The peroxisome proliferator ciprofibrate induces hypergastrinemia and as a consequence, enterochromaffin-like (ECL) cell hyperplasia. The mechanism for the gastrin cell stimulation is unknown. The somatostatin analog octreotide LAR (long-acting release) was used to see if the stimulating effects of ciprofibrate could be attenuated. Female Fischer rats were dosed with ciprofibrate (50 mg/kg body weight per day) alone or combined with octreotide LAR (10 mg/30 days) for 60 days. Plasma gastrin and histamine, gastric endocrine cell densities and mRNA abundances were measured. Ciprofibrate increased gastrin mRNA abundance (P<0.05), gastrin cell number (P<0. 001) and cell area (P<0.01), and induced hypergastrinemia (P<0.001). These rats had profound ECL cell hyperplasia, confirmed by an increase in chromogranin A (CgA) and histidine decarboxylase (HDC) mRNA, density of neuroendocrine and ECL cells and plasma histamine levels (all P<0.001). Octreotide LAR did not affect ciprofibrate stimulation of gastrin cells, but all parameters of ECL cell hyperplasia were reduced (P<0.001). Octreotide LAR also significantly inhibited basal ECL cell function and growth. Ciprofibrate stimulates gastrin cell activity by a mechanism unaffected by octreotide, but octreotide does inhibit basal and gastrin-stimulated ECL cell function and growth. (+info)

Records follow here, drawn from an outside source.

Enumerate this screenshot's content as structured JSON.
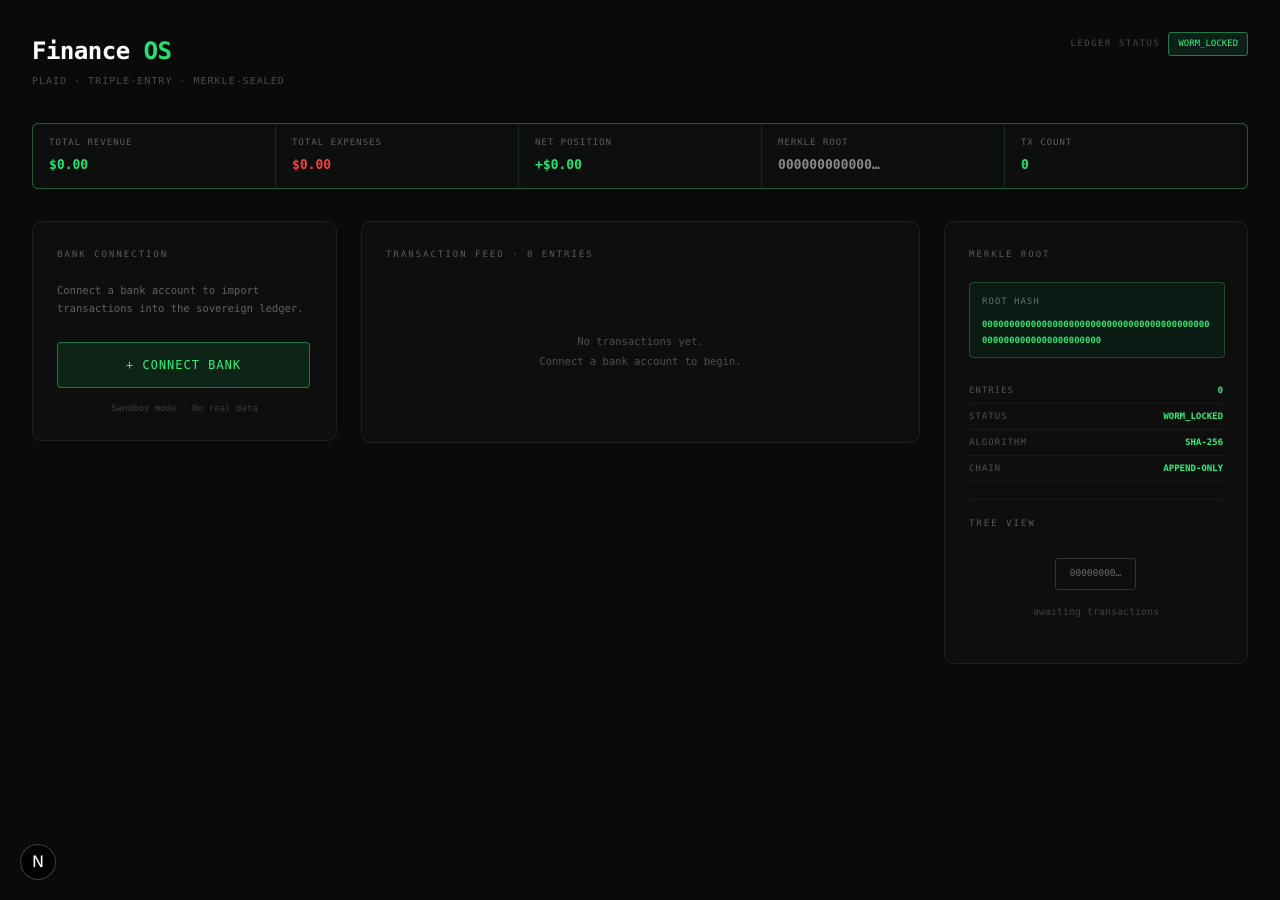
{
  "header": {
    "title_main": "Finance",
    "title_accent": "OS",
    "subtitle": "PLAID · TRIPLE-ENTRY · MERKLE-SEALED",
    "ledger_status_label": "LEDGER STATUS",
    "ledger_status_value": "WORM_LOCKED"
  },
  "stats": [
    {
      "label": "TOTAL REVENUE",
      "value": "$0.00",
      "color": "#22e36f"
    },
    {
      "label": "TOTAL EXPENSES",
      "value": "$0.00",
      "color": "#ff3d3d"
    },
    {
      "label": "NET POSITION",
      "value": "+$0.00",
      "color": "#22e36f"
    },
    {
      "label": "MERKLE ROOT",
      "value": "000000000000…",
      "color": "#8a8a8a"
    },
    {
      "label": "TX COUNT",
      "value": "0",
      "color": "#22e36f"
    }
  ],
  "bank": {
    "title": "BANK CONNECTION",
    "description": "Connect a bank account to import transactions into the sovereign ledger.",
    "button_label": "+ CONNECT BANK",
    "note": "Sandbox mode · No real data"
  },
  "feed": {
    "title": "TRANSACTION FEED · 0 ENTRIES",
    "empty_line1": "No transactions yet.",
    "empty_line2": "Connect a bank account to begin."
  },
  "merkle": {
    "title": "MERKLE ROOT",
    "hash_label": "ROOT HASH",
    "hash_value": "0000000000000000000000000000000000000000000000000000000000000000",
    "rows": [
      {
        "key": "ENTRIES",
        "value": "0"
      },
      {
        "key": "STATUS",
        "value": "WORM_LOCKED"
      },
      {
        "key": "ALGORITHM",
        "value": "SHA-256"
      },
      {
        "key": "CHAIN",
        "value": "APPEND-ONLY"
      }
    ],
    "tree_title": "TREE VIEW",
    "tree_node": "00000000…",
    "tree_empty": "awaiting transactions"
  },
  "brand": {
    "logo_letter": "N"
  },
  "colors": {
    "accent": "#22e36f",
    "negative": "#ff3d3d",
    "background": "#0a0a0a"
  }
}
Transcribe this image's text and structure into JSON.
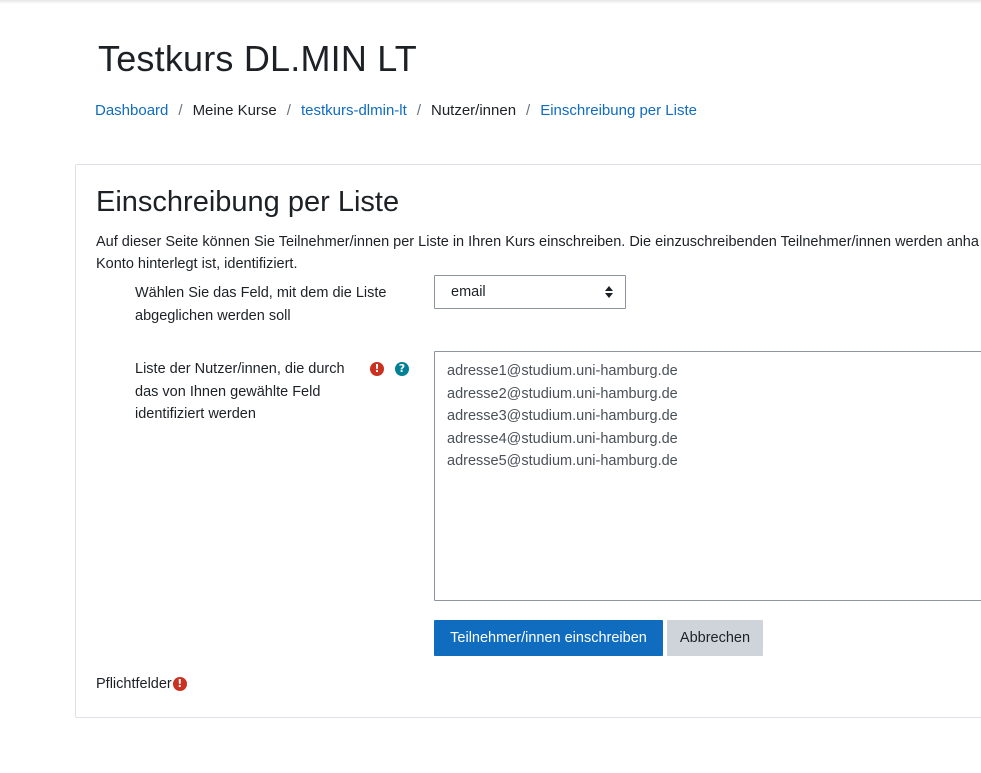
{
  "page": {
    "title": "Testkurs DL.MIN LT"
  },
  "breadcrumb": {
    "items": [
      {
        "label": "Dashboard",
        "link": true
      },
      {
        "label": "Meine Kurse",
        "link": false
      },
      {
        "label": "testkurs-dlmin-lt",
        "link": true
      },
      {
        "label": "Nutzer/innen",
        "link": false
      },
      {
        "label": "Einschreibung per Liste",
        "link": true
      }
    ],
    "separator": "/"
  },
  "form": {
    "heading": "Einschreibung per Liste",
    "description_line1": "Auf dieser Seite können Sie Teilnehmer/innen per Liste in Ihren Kurs einschreiben. Die einzuschreibenden Teilnehmer/innen werden anha",
    "description_line2": "Konto hinterlegt ist, identifiziert.",
    "field_label_line1": "Wählen Sie das Feld, mit dem die Liste",
    "field_label_line2": "abgeglichen werden soll",
    "field_value": "email",
    "list_label_line1": "Liste der Nutzer/innen, die durch",
    "list_label_line2": "das von Ihnen gewählte Feld",
    "list_label_line3": "identifiziert werden",
    "list_entries": [
      "adresse1@studium.uni-hamburg.de",
      "adresse2@studium.uni-hamburg.de",
      "adresse3@studium.uni-hamburg.de",
      "adresse4@studium.uni-hamburg.de",
      "adresse5@studium.uni-hamburg.de"
    ],
    "submit_label": "Teilnehmer/innen einschreiben",
    "cancel_label": "Abbrechen",
    "required_note": "Pflichtfelder"
  },
  "icons": {
    "required": "exclamation-circle-icon",
    "help": "question-circle-icon",
    "required_glyph": "!",
    "help_glyph": "?"
  },
  "colors": {
    "link": "#0f6cbf",
    "primary_button": "#0f6cbf",
    "secondary_button": "#ced4da",
    "required_icon": "#ca3120",
    "help_icon": "#008196"
  }
}
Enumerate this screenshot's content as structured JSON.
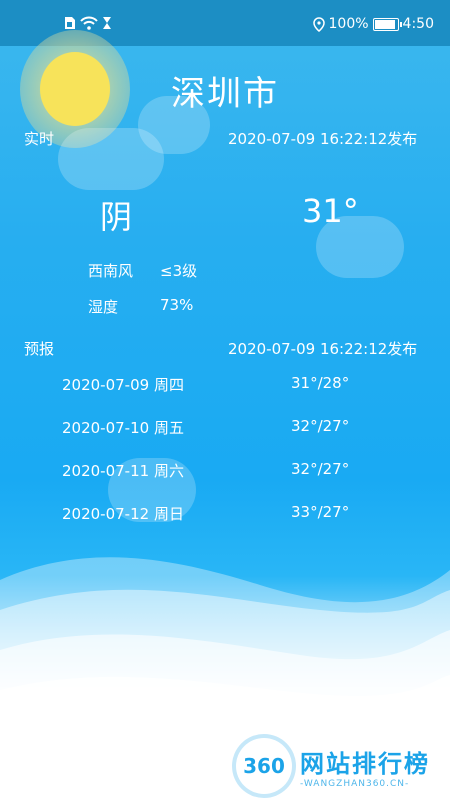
{
  "status_bar": {
    "icons": [
      "sim-icon",
      "wifi-icon",
      "hourglass-icon",
      "location-icon",
      "battery-icon"
    ],
    "battery_text": "100%",
    "time": "4:50"
  },
  "weather": {
    "city": "深圳市",
    "realtime_label": "实时",
    "realtime_published": "2020-07-09 16:22:12发布",
    "condition": "阴",
    "temperature": "31°",
    "wind_label": "西南风",
    "wind_value": "≤3级",
    "humidity_label": "湿度",
    "humidity_value": "73%",
    "forecast_label": "预报",
    "forecast_published": "2020-07-09 16:22:12发布",
    "forecast": [
      {
        "date": "2020-07-09  周四",
        "temp": "31°/28°"
      },
      {
        "date": "2020-07-10  周五",
        "temp": "32°/27°"
      },
      {
        "date": "2020-07-11  周六",
        "temp": "32°/27°"
      },
      {
        "date": "2020-07-12  周日",
        "temp": "33°/27°"
      }
    ]
  },
  "watermark": {
    "badge": "360",
    "name": "网站排行榜",
    "url": "-WANGZHAN360.CN-"
  },
  "colors": {
    "sky_top": "#3db8ee",
    "sky_mid": "#19aaf3",
    "sun": "#f7e35a",
    "brand": "#1ba3e8"
  }
}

Complete identification of endocrine cells in the gastrointestinal tract using semithin-thin sections to identify motilin cells in human and animal intestine.
The present (Wiesbaden) classification of gut endocrine cells relies mainly on ultrastructure and the results of silver impregnation. Correlation with hormone production requires parallel immunology but conventional immune cytochemistry is, in most cases, difficult or at present impossible. The serial, semithin-thin-section technique offers an alternative, which provides absolute correlation between cell type and hormone production. The successful use of the technique is illustrated here by localization of motilin in the enterochromaffin cells of the small intestine. (+info)
Sampling strategies for analysis of enterochromaffin-like cell changes in Zollinger-Ellison syndrome.
To investigate the optimum number of biopsy specimens to be obtained for enterochromaffin-like (ECL) cell monitoring in hypergastrinemic patients and ECL cell regional variations potentially influencing the results, qualitative ECL cell changes were assessed in 149 patients with Zollinger-Ellison syndrome using jumbo biopsy specimens and a systematic sampling procedure of 4 areas each from the lesser or greater curvature of the gastric body. Of 1,176 specimens examined, 1,101 were adequate. The correlation was excellent between different sites within the greater or lesser curvature. In contrast, a normal ECL cell pattern was more frequent in the lesser curvature, whereas linear hyperplasia was more frequent in the greater curvature. Dysplastic lesions and carcinoid tumors in endoscopically unremarkable mucosa were detected in 3.4% and 1.2% of biopsy specimens, respectively, and were equally distributed between the lesser and greater curvature. Their chances of being diagnosed were related to the number of specimens examined. Extensive sampling of both the lesser and greater curvature is recommended for early diagnosis of dysplastic and/or carcinoid lesions in patients at risk. In contrast, limited sampling in the greater curvature seems to be adequate in patients with no risk for carcinoid development. (+info)